▶ Task item
Would you return the entries exactly, with every line intact?

▶ Information given
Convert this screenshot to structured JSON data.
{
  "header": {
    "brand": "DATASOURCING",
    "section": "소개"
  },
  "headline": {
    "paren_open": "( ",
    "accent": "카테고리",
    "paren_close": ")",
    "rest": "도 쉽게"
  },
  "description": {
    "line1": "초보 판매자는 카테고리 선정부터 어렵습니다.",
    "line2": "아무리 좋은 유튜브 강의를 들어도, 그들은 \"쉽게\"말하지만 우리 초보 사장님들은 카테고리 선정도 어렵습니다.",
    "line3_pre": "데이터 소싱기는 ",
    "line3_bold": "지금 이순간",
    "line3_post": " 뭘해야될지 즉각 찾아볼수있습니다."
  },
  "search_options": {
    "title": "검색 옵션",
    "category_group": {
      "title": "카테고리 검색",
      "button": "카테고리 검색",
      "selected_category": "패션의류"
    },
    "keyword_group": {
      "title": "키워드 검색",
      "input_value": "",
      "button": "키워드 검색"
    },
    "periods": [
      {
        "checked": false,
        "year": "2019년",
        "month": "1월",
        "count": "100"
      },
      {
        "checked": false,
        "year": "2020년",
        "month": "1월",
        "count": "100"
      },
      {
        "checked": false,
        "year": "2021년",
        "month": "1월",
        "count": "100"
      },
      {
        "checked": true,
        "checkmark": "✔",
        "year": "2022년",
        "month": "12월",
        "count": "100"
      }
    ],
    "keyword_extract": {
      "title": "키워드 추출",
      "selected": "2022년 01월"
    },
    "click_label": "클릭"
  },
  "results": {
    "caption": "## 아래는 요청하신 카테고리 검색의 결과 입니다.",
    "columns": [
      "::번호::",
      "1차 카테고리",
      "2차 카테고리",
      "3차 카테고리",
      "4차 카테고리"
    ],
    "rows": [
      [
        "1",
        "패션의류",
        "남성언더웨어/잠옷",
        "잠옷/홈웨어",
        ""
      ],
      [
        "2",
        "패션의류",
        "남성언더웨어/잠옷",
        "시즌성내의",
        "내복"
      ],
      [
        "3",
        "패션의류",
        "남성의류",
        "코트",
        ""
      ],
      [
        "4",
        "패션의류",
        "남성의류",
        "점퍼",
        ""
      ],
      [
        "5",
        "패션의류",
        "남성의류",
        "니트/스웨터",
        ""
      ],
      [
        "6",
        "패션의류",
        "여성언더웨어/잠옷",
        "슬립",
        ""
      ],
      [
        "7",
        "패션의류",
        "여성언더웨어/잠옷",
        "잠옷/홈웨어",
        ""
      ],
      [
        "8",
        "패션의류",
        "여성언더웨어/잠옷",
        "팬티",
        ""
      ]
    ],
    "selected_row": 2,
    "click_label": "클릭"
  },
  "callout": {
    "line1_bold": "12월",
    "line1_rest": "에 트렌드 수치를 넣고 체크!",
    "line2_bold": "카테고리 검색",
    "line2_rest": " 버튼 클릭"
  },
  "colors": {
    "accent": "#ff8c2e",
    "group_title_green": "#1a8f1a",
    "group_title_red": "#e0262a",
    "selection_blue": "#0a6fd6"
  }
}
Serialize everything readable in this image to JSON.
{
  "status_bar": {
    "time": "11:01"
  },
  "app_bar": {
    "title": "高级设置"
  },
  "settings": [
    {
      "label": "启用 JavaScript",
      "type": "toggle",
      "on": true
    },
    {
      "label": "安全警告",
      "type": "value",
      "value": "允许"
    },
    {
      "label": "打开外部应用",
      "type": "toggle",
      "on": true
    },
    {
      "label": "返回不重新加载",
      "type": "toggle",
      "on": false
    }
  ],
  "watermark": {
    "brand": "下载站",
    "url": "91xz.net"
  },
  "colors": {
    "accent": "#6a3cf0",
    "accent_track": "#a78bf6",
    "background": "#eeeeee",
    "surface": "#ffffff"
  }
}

▶ Expected answer
Convert this screenshot to structured JSON data.
{
  "header": {
    "brand": "DATASOURCING",
    "section": "소개"
  },
  "headline": {
    "paren_open": "( ",
    "accent": "카테고리",
    "paren_close": ")",
    "rest": "도 쉽게"
  },
  "description": {
    "line1": "초보 판매자는 카테고리 선정부터 어렵습니다.",
    "line2": "아무리 좋은 유튜브 강의를 들어도, 그들은 \"쉽게\"말하지만 우리 초보 사장님들은 카테고리 선정도 어렵습니다.",
    "line3_pre": "데이터 소싱기는 ",
    "line3_bold": "지금 이순간",
    "line3_post": " 뭘해야될지 즉각 찾아볼수있습니다."
  },
  "search_options": {
    "title": "검색 옵션",
    "category_group": {
      "title": "카테고리 검색",
      "button": "카테고리 검색",
      "selected_category": "패션의류"
    },
    "keyword_group": {
      "title": "키워드 검색",
      "input_value": "",
      "button": "키워드 검색"
    },
    "periods": [
      {
        "checked": false,
        "year": "2019년",
        "month": "1월",
        "count": "100"
      },
      {
        "checked": false,
        "year": "2020년",
        "month": "1월",
        "count": "100"
      },
      {
        "checked": false,
        "year": "2021년",
        "month": "1월",
        "count": "100"
      },
      {
        "checked": true,
        "checkmark": "✔",
        "year": "2022년",
        "month": "12월",
        "count": "100"
      }
    ],
    "keyword_extract": {
      "title": "키워드 추출",
      "selected": "2022년 01월"
    },
    "click_label": "클릭"
  },
  "results": {
    "caption": "## 아래는 요청하신 카테고리 검색의 결과 입니다.",
    "columns": [
      "::번호::",
      "1차 카테고리",
      "2차 카테고리",
      "3차 카테고리",
      "4차 카테고리"
    ],
    "rows": [
      [
        "1",
        "패션의류",
        "남성언더웨어/잠옷",
        "잠옷/홈웨어",
        ""
      ],
      [
        "2",
        "패션의류",
        "남성언더웨어/잠옷",
        "시즌성내의",
        "내복"
      ],
      [
        "3",
        "패션의류",
        "남성의류",
        "코트",
        ""
      ],
      [
        "4",
        "패션의류",
        "남성의류",
        "점퍼",
        ""
      ],
      [
        "5",
        "패션의류",
        "남성의류",
        "니트/스웨터",
        ""
      ],
      [
        "6",
        "패션의류",
        "여성언더웨어/잠옷",
        "슬립",
        ""
      ],
      [
        "7",
        "패션의류",
        "여성언더웨어/잠옷",
        "잠옷/홈웨어",
        ""
      ],
      [
        "8",
        "패션의류",
        "여성언더웨어/잠옷",
        "팬티",
        ""
      ]
    ],
    "selected_row": 2,
    "click_label": "클릭"
  },
  "callout": {
    "line1_bold": "12월",
    "line1_rest": "에 트렌드 수치를 넣고 체크!",
    "line2_bold": "카테고리 검색",
    "line2_rest": " 버튼 클릭"
  },
  "colors": {
    "accent": "#ff8c2e",
    "group_title_green": "#1a8f1a",
    "group_title_red": "#e0262a",
    "selection_blue": "#0a6fd6"
  }
}
Serialize everything readable in this image to JSON.
{
  "status_bar": {
    "time": "11:01"
  },
  "app_bar": {
    "title": "高级设置"
  },
  "settings": [
    {
      "label": "启用 JavaScript",
      "type": "toggle",
      "on": true
    },
    {
      "label": "安全警告",
      "type": "value",
      "value": "允许"
    },
    {
      "label": "打开外部应用",
      "type": "toggle",
      "on": true
    },
    {
      "label": "返回不重新加载",
      "type": "toggle",
      "on": false
    }
  ],
  "watermark": {
    "brand": "下载站",
    "url": "91xz.net"
  },
  "colors": {
    "accent": "#6a3cf0",
    "accent_track": "#a78bf6",
    "background": "#eeeeee",
    "surface": "#ffffff"
  }
}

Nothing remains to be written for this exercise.